Of course, I’m always looking for input from you on making things work in a way that’s easy for you. What do you think about this concept? Is it possible to create such a site and have it become a success? Would you even frequent such a site? Let me know your thoughts on the matter at


Social Media Overload?

Because of my involvement in the computer industry, I’m always interested in social, health, monetary, and other effects of using technology. As with any other tool (and technology is a kind of tool), it’s possible to misuse computers and the software that controls them. In this case, I’m talking about any sort of device with a chip inside, including tablets and smartphones. In fact, I’m even including your television and radio here.
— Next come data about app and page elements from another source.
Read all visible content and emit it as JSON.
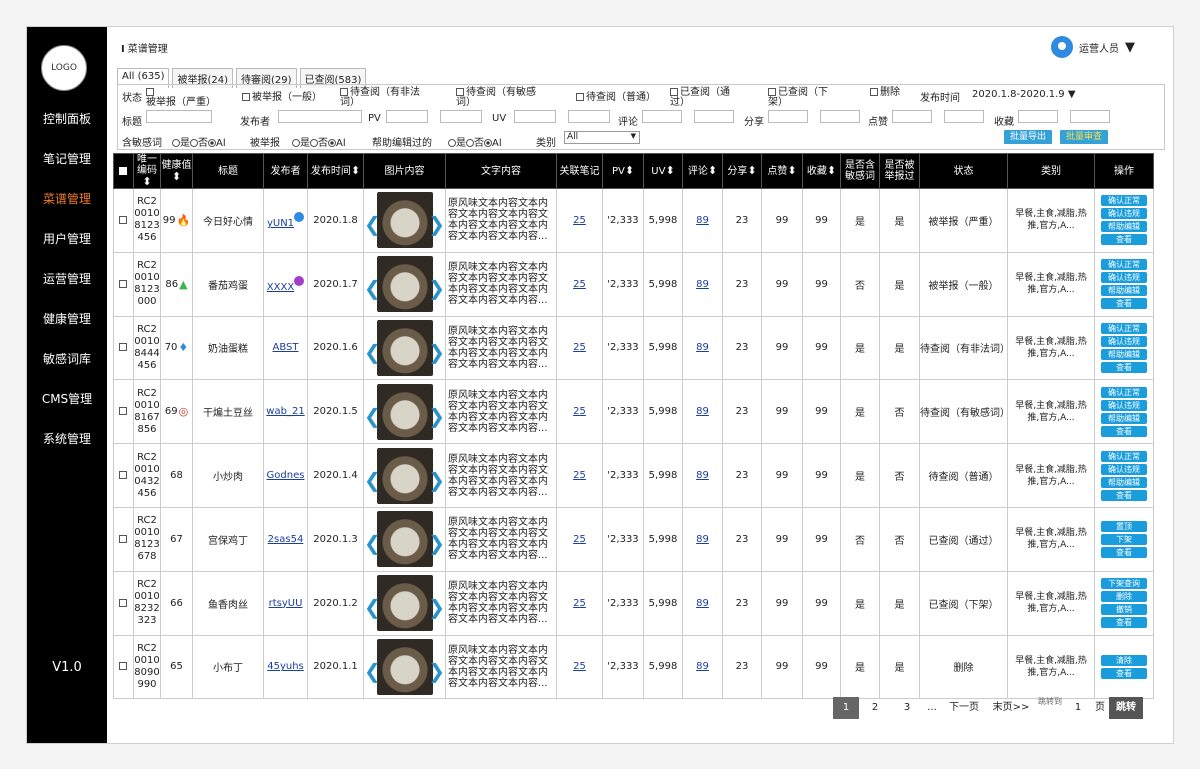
{
  "sidebar": {
    "logo": "LOGO",
    "items": [
      {
        "label": "控制面板",
        "active": false
      },
      {
        "label": "笔记管理",
        "active": false
      },
      {
        "label": "菜谱管理",
        "active": true
      },
      {
        "label": "用户管理",
        "active": false
      },
      {
        "label": "运营管理",
        "active": false
      },
      {
        "label": "健康管理",
        "active": false
      },
      {
        "label": "敏感词库",
        "active": false
      },
      {
        "label": "CMS管理",
        "active": false
      },
      {
        "label": "系统管理",
        "active": false
      }
    ],
    "version": "V1.0"
  },
  "header": {
    "breadcrumb": "菜谱管理",
    "user": "运营人员"
  },
  "tabs": [
    "All (635)",
    "被举报(24)",
    "待審阅(29)",
    "已查阅(583)"
  ],
  "filters": {
    "status_label": "状态",
    "status_options": [
      "被举报（严重）",
      "被举报（一般）",
      "待查阅（有非法词）",
      "待查阅（有敏感词）",
      "待查阅（普通）",
      "已查阅（通过）",
      "已查阅（下架）",
      "删除"
    ],
    "publish_time_label": "发布时间",
    "publish_time": "2020.1.8-2020.1.9",
    "title_label": "标题",
    "publisher_label": "发布者",
    "pv_label": "PV",
    "uv_label": "UV",
    "comment_label": "评论",
    "share_label": "分享",
    "like_label": "点赞",
    "fav_label": "收藏",
    "sensitive_label": "含敏感词",
    "reported_label": "被举报",
    "helped_label": "帮助编辑过的",
    "category_label": "类别",
    "yes": "是",
    "no": "否",
    "all": "Al",
    "category_value": "All",
    "export_btn": "批量导出",
    "review_btn": "批量审查"
  },
  "table": {
    "headers": [
      "唯一编码",
      "健康值",
      "标题",
      "发布者",
      "发布时间",
      "图片内容",
      "文字内容",
      "关联笔记",
      "PV",
      "UV",
      "评论",
      "分享",
      "点赞",
      "收藏",
      "是否含敏感词",
      "是否被举报过",
      "状态",
      "类别",
      "操作"
    ],
    "rows": [
      {
        "id": "RC2 0010 8123 456",
        "health": "99",
        "icon": "fire",
        "title": "今日好心情",
        "publisher": "yUN1",
        "badge": "blue",
        "date": "2020.1.8",
        "text": "原风味文本内容文本内容文本内容文本内容文本内容文本内容文本内容文本内容文本内容...",
        "notes": "25",
        "pv": "'2,333",
        "uv": "5,998",
        "comments": "89",
        "shares": "23",
        "likes": "99",
        "favs": "99",
        "sensitive": "是",
        "reported": "是",
        "status": "被举报（严重）",
        "category": "早餐,主食,减脂,热推,官方,A...",
        "ops": [
          "确认正常",
          "确认违规",
          "帮助编辑",
          "查看"
        ]
      },
      {
        "id": "RC2 0010 8123 000",
        "health": "86",
        "icon": "leaf",
        "title": "番茄鸡蛋",
        "publisher": "XXXX",
        "badge": "purple",
        "date": "2020.1.7",
        "text": "原风味文本内容文本内容文本内容文本内容文本内容文本内容文本内容文本内容文本内容...",
        "notes": "25",
        "pv": "'2,333",
        "uv": "5,998",
        "comments": "89",
        "shares": "23",
        "likes": "99",
        "favs": "99",
        "sensitive": "否",
        "reported": "是",
        "status": "被举报（一般）",
        "category": "早餐,主食,减脂,热推,官方,A...",
        "ops": [
          "确认正常",
          "确认违规",
          "帮助编辑",
          "查看"
        ]
      },
      {
        "id": "RC2 0010 8444 456",
        "health": "70",
        "icon": "drop",
        "title": "奶油蛋糕",
        "publisher": "ABST",
        "badge": "",
        "date": "2020.1.6",
        "text": "原风味文本内容文本内容文本内容文本内容文本内容文本内容文本内容文本内容文本内容...",
        "notes": "25",
        "pv": "'2,333",
        "uv": "5,998",
        "comments": "89",
        "shares": "23",
        "likes": "99",
        "favs": "99",
        "sensitive": "是",
        "reported": "是",
        "status": "待查阅（有非法词）",
        "category": "早餐,主食,减脂,热推,官方,A...",
        "ops": [
          "确认正常",
          "确认违规",
          "帮助编辑",
          "查看"
        ]
      },
      {
        "id": "RC2 0010 8167 856",
        "health": "69",
        "icon": "shield",
        "title": "干煸土豆丝",
        "publisher": "wab_21",
        "badge": "",
        "date": "2020.1.5",
        "text": "原风味文本内容文本内容文本内容文本内容文本内容文本内容文本内容文本内容文本内容...",
        "notes": "25",
        "pv": "'2,333",
        "uv": "5,998",
        "comments": "89",
        "shares": "23",
        "likes": "99",
        "favs": "99",
        "sensitive": "是",
        "reported": "否",
        "status": "待查阅（有敏感词）",
        "category": "早餐,主食,减脂,热推,官方,A...",
        "ops": [
          "确认正常",
          "确认违规",
          "帮助编辑",
          "查看"
        ]
      },
      {
        "id": "RC2 0010 0432 456",
        "health": "68",
        "icon": "",
        "title": "小炒肉",
        "publisher": "Godnes",
        "badge": "",
        "date": "2020.1.4",
        "text": "原风味文本内容文本内容文本内容文本内容文本内容文本内容文本内容文本内容文本内容...",
        "notes": "25",
        "pv": "'2,333",
        "uv": "5,998",
        "comments": "89",
        "shares": "23",
        "likes": "99",
        "favs": "99",
        "sensitive": "是",
        "reported": "否",
        "status": "待查阅（普通）",
        "category": "早餐,主食,减脂,热推,官方,A...",
        "ops": [
          "确认正常",
          "确认违规",
          "帮助编辑",
          "查看"
        ]
      },
      {
        "id": "RC2 0010 8123 678",
        "health": "67",
        "icon": "",
        "title": "宫保鸡丁",
        "publisher": "2sas54",
        "badge": "",
        "date": "2020.1.3",
        "text": "原风味文本内容文本内容文本内容文本内容文本内容文本内容文本内容文本内容文本内容...",
        "notes": "25",
        "pv": "'2,333",
        "uv": "5,998",
        "comments": "89",
        "shares": "23",
        "likes": "99",
        "favs": "99",
        "sensitive": "否",
        "reported": "否",
        "status": "已查阅（通过）",
        "category": "早餐,主食,减脂,热推,官方,A...",
        "ops": [
          "置顶",
          "下架",
          "查看"
        ]
      },
      {
        "id": "RC2 0010 8232 323",
        "health": "66",
        "icon": "",
        "title": "鱼香肉丝",
        "publisher": "rtsyUU",
        "badge": "",
        "date": "2020.1.2",
        "text": "原风味文本内容文本内容文本内容文本内容文本内容文本内容文本内容文本内容文本内容...",
        "notes": "25",
        "pv": "'2,333",
        "uv": "5,998",
        "comments": "89",
        "shares": "23",
        "likes": "99",
        "favs": "99",
        "sensitive": "是",
        "reported": "是",
        "status": "已查阅（下架）",
        "category": "早餐,主食,减脂,热推,官方,A...",
        "ops": [
          "下架查询",
          "删除",
          "撤销",
          "查看"
        ]
      },
      {
        "id": "RC2 0010 8090 990",
        "health": "65",
        "icon": "",
        "title": "小布丁",
        "publisher": "45yuhs",
        "badge": "",
        "date": "2020.1.1",
        "text": "原风味文本内容文本内容文本内容文本内容文本内容文本内容文本内容文本内容文本内容...",
        "notes": "25",
        "pv": "'2,333",
        "uv": "5,998",
        "comments": "89",
        "shares": "23",
        "likes": "99",
        "favs": "99",
        "sensitive": "是",
        "reported": "是",
        "status": "删除",
        "category": "早餐,主食,减脂,热推,官方,A...",
        "ops": [
          "清除",
          "查看"
        ]
      }
    ]
  },
  "pager": {
    "pages": [
      "1",
      "2",
      "3"
    ],
    "current": "1",
    "ellipsis": "...",
    "next": "下一页",
    "last": "末页>>",
    "jump_label": "跳转到",
    "jump_value": "1",
    "page_unit": "页",
    "go": "跳转"
  },
  "colors": {
    "accent": "#1a9ddc",
    "active_nav": "#f07c2c",
    "fire": "#e0301e",
    "leaf": "#3ab54a",
    "drop": "#2e8be0",
    "shield": "#c0392b",
    "badge_blue": "#2e8be0",
    "badge_purple": "#a23ec8"
  }
}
Every electronic device you own is a kind of tool. Think about it, the main reason to listen to radio is to help you relax or to inform you in some way. When people stop viewing technology as a tool and start viewing it as a requirement for living, the technology becomes a crutch and the person becomes addicted.
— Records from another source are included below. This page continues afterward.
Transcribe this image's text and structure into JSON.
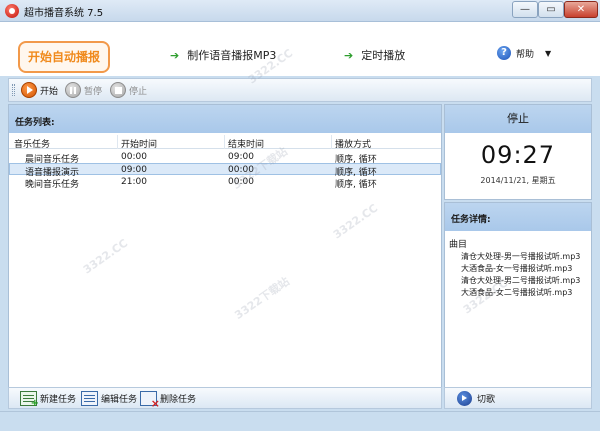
{
  "window": {
    "title": "超市播音系统 7.5",
    "min_glyph": "—",
    "max_glyph": "▭",
    "close_glyph": "✕"
  },
  "nav": {
    "auto_play": "开始自动播报",
    "make_mp3": "制作语音播报MP3",
    "timed_play": "定时播放",
    "help": "帮助",
    "arrow_glyph": "➔",
    "help_glyph": "?",
    "caret_glyph": "▼"
  },
  "toolbar": {
    "start": "开始",
    "pause": "暂停",
    "stop": "停止"
  },
  "tasks": {
    "header": "任务列表:",
    "columns": [
      "音乐任务",
      "开始时间",
      "结束时间",
      "播放方式"
    ],
    "rows": [
      {
        "name": "晨间音乐任务",
        "start": "00:00",
        "end": "09:00",
        "mode": "顺序, 循环"
      },
      {
        "name": "语音播报演示",
        "start": "09:00",
        "end": "00:00",
        "mode": "顺序, 循环"
      },
      {
        "name": "晚间音乐任务",
        "start": "21:00",
        "end": "00:00",
        "mode": "顺序, 循环"
      }
    ],
    "selected_index": 1,
    "new_task": "新建任务",
    "edit_task": "编辑任务",
    "delete_task": "删除任务"
  },
  "status": {
    "state": "停止",
    "time": "09:27",
    "date": "2014/11/21, 星期五"
  },
  "details": {
    "header": "任务详情:",
    "track_header": "曲目",
    "tracks": [
      "清仓大处理-男一号播报试听.mp3",
      "大酒食品-女一号播报试听.mp3",
      "清仓大处理-男二号播报试听.mp3",
      "大酒食品-女二号播报试听.mp3"
    ],
    "cut_song": "切歌"
  },
  "watermark": "3322下载站",
  "watermark_site": "3322.CC",
  "colors": {
    "accent_orange": "#f08a1c",
    "panel_header": "#a9c8ea",
    "window_bg": "#c9ddef"
  }
}
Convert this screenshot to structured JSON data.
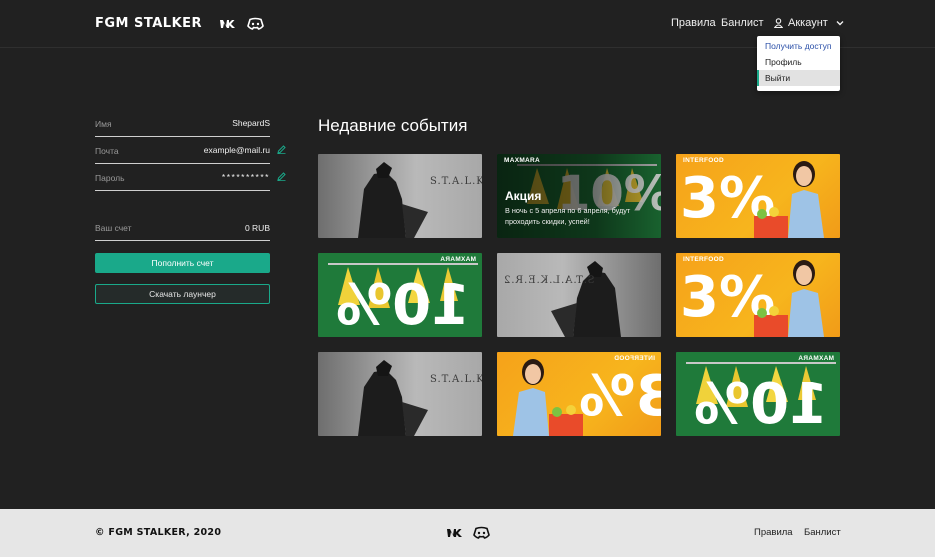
{
  "header": {
    "logo": "FGM STALKER",
    "nav": {
      "rules": "Правила",
      "banlist": "Банлист"
    },
    "account_label": "Аккаунт",
    "dropdown": [
      "Получить доступ",
      "Профиль",
      "Выйти"
    ]
  },
  "profile": {
    "name_label": "Имя",
    "name_value": "ShepardS",
    "email_label": "Почта",
    "email_value": "example@mail.ru",
    "password_label": "Пароль",
    "password_value": "**********",
    "balance_label": "Ваш счет",
    "balance_value": "0 RUB",
    "topup_button": "Пополнить счет",
    "download_button": "Скачать лаунчер"
  },
  "events": {
    "title": "Недавние события",
    "stalker_logo": "S.T.A.L.K.E.R.2",
    "maxmara_brand": "MAXMARA",
    "interfood_brand": "INTERFOOD",
    "pct_3": "3%",
    "pct_10": "10%",
    "promo_title": "Акция",
    "promo_text": "В ночь с 5 апреля по 6 апреля, будут проходить скидки, успей!"
  },
  "footer": {
    "copyright": "© FGM STALKER, 2020",
    "rules": "Правила",
    "banlist": "Банлист"
  },
  "colors": {
    "accent": "#1aa98a",
    "background": "#212121",
    "footer": "#e6e6e6"
  }
}
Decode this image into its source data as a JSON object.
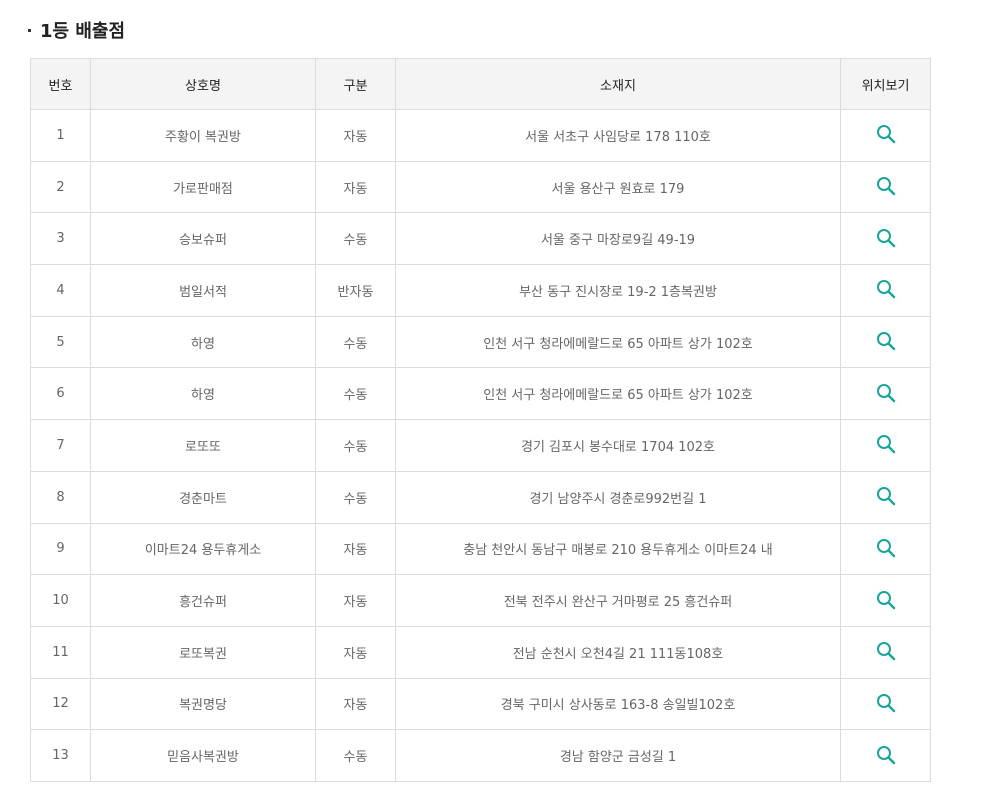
{
  "title": "1등 배출점",
  "headers": {
    "no": "번호",
    "name": "상호명",
    "type": "구분",
    "address": "소재지",
    "map": "위치보기"
  },
  "accent_color": "#1aa59a",
  "map_icon": "search-icon",
  "rows": [
    {
      "no": "1",
      "name": "주황이 복권방",
      "type": "자동",
      "address": "서울 서초구 사임당로 178 110호"
    },
    {
      "no": "2",
      "name": "가로판매점",
      "type": "자동",
      "address": "서울 용산구 원효로 179"
    },
    {
      "no": "3",
      "name": "승보슈퍼",
      "type": "수동",
      "address": "서울 중구 마장로9길 49-19"
    },
    {
      "no": "4",
      "name": "범일서적",
      "type": "반자동",
      "address": "부산 동구 진시장로 19-2 1층복권방"
    },
    {
      "no": "5",
      "name": "하영",
      "type": "수동",
      "address": "인천 서구 청라에메랄드로 65 아파트 상가 102호"
    },
    {
      "no": "6",
      "name": "하영",
      "type": "수동",
      "address": "인천 서구 청라에메랄드로 65 아파트 상가 102호"
    },
    {
      "no": "7",
      "name": "로또또",
      "type": "수동",
      "address": "경기 김포시 봉수대로 1704 102호"
    },
    {
      "no": "8",
      "name": "경춘마트",
      "type": "수동",
      "address": "경기 남양주시 경춘로992번길 1"
    },
    {
      "no": "9",
      "name": "이마트24 용두휴게소",
      "type": "자동",
      "address": "충남 천안시 동남구 매봉로 210 용두휴게소 이마트24 내"
    },
    {
      "no": "10",
      "name": "흥건슈퍼",
      "type": "자동",
      "address": "전북 전주시 완산구 거마평로 25 흥건슈퍼"
    },
    {
      "no": "11",
      "name": "로또복권",
      "type": "자동",
      "address": "전남 순천시 오천4길 21 111동108호"
    },
    {
      "no": "12",
      "name": "복권명당",
      "type": "자동",
      "address": "경북 구미시 상사동로 163-8 송일빌102호"
    },
    {
      "no": "13",
      "name": "믿음사복권방",
      "type": "수동",
      "address": "경남 함양군 금성길 1"
    }
  ]
}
I read a post the other day by someone who is obviously addicted to her technology. I found the article, “Social Media Overload” enlightening because it presents a perspective of social media from someone who is younger than me and has likely grown up with the technology. The author talks about having thousands of online friends. Of course, my question is whether it’s possible to actually know anything substantial about thousands of people. There are only around 400 people in our small town and I admit to not knowing them all; actually knowing thousands of people seems quite impossible. In fact, it’s hard to know whether some of these people even exist or they’re the figment of someone’s imagination. Using social media in this way seems to favor quantity over quality, where the quality would be incredibly low.  It makes me wonder what has happened to the quality relationship of the past.
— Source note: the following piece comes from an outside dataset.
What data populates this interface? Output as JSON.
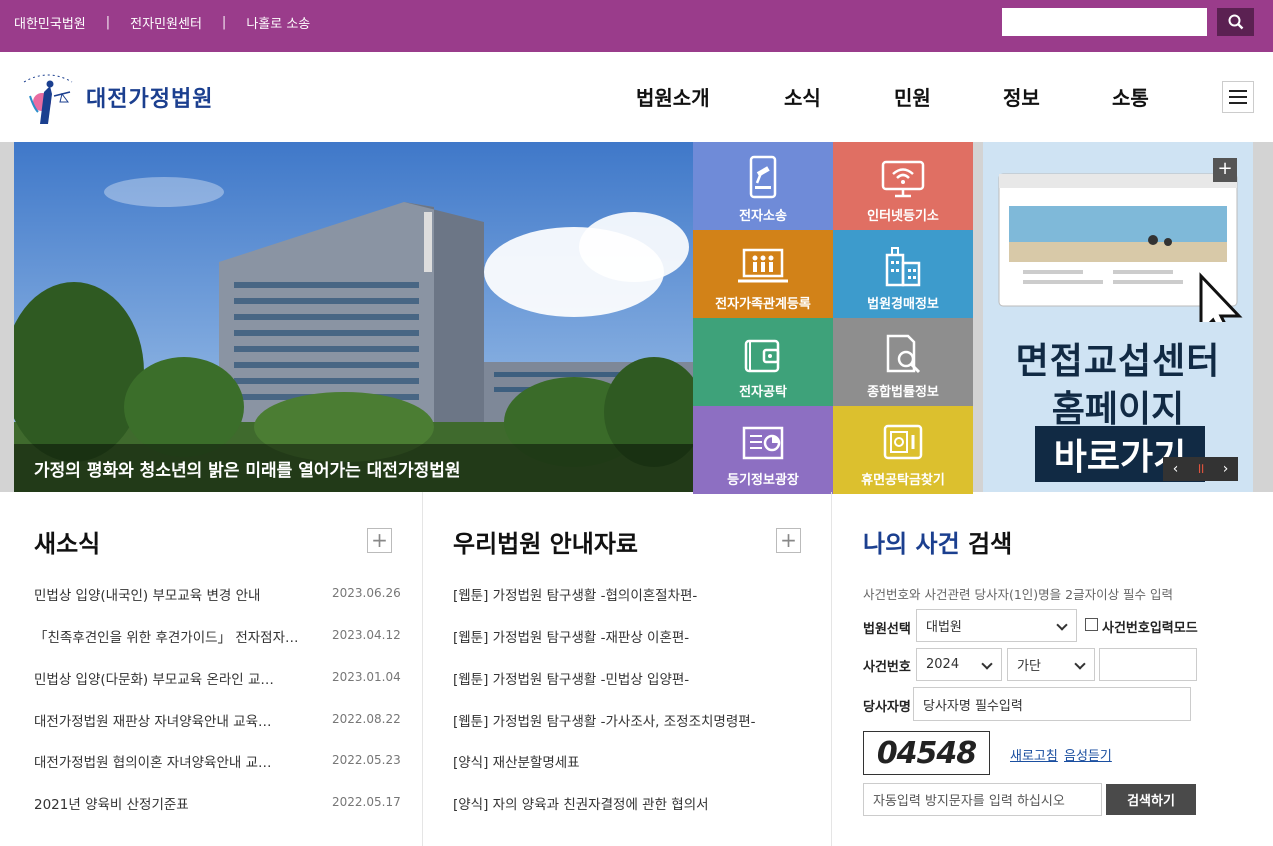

The part of the post that I found most interesting was the fact that she recommends providing a means to link all of the social media together so that you could view and update all of your information from a central location. The obvious problem seems to elude her—recognizing that the tool has taken over the master and that the master is now the slave of the tool. When you start having to think of ways to manage all of the tools in your inventory, rather than using those tools to perform useful work, the tools have become a problem. It really is time to clear away a bit of the junk so that you can become productive again. A better solution might be to reduce the number of social media in which she participates so that the tool again becomes a tool.

I do participate in social media. I’m currently on LinkedIn because it’s a professional network and I feel it’s a good way to get my resume out in public view. Sometimes I provide updates about my current projects. Otherwise, I really don’t see a good reason to use social media when personal contact is so much better. You have to ask yourself whether you’re in charge of your social media or whether the social media is in charge of you.

Like any professional, I put my tools away on occasion and go on vacation. It’s important to rest from your labors so that you can better enjoy them when you do work. I’ve written about my philosophy toward computing in Learning to Unplug. However, it’s important to think about how other professionals use tools when thinking about social media or anything else to do with computers for that matter. Can you imagine a surgeon taking scalpels and performing impromptu surgeries while on vacation? What would you think of a carpenter who takes hammer and nails absolutely everywhere? After all, you never know when you might want to pound a nail or two. This is how I view people who are so addicted to their technology that they can never unplug from it. If you can’t put your technology aside long enough to rest, then you’re addicted and need to do something about it.

How do you view computing, especially when it comes to social media? Has your computing device (no matter what that device might be) come to rule over you? Let me know your thoughts on digital addiction at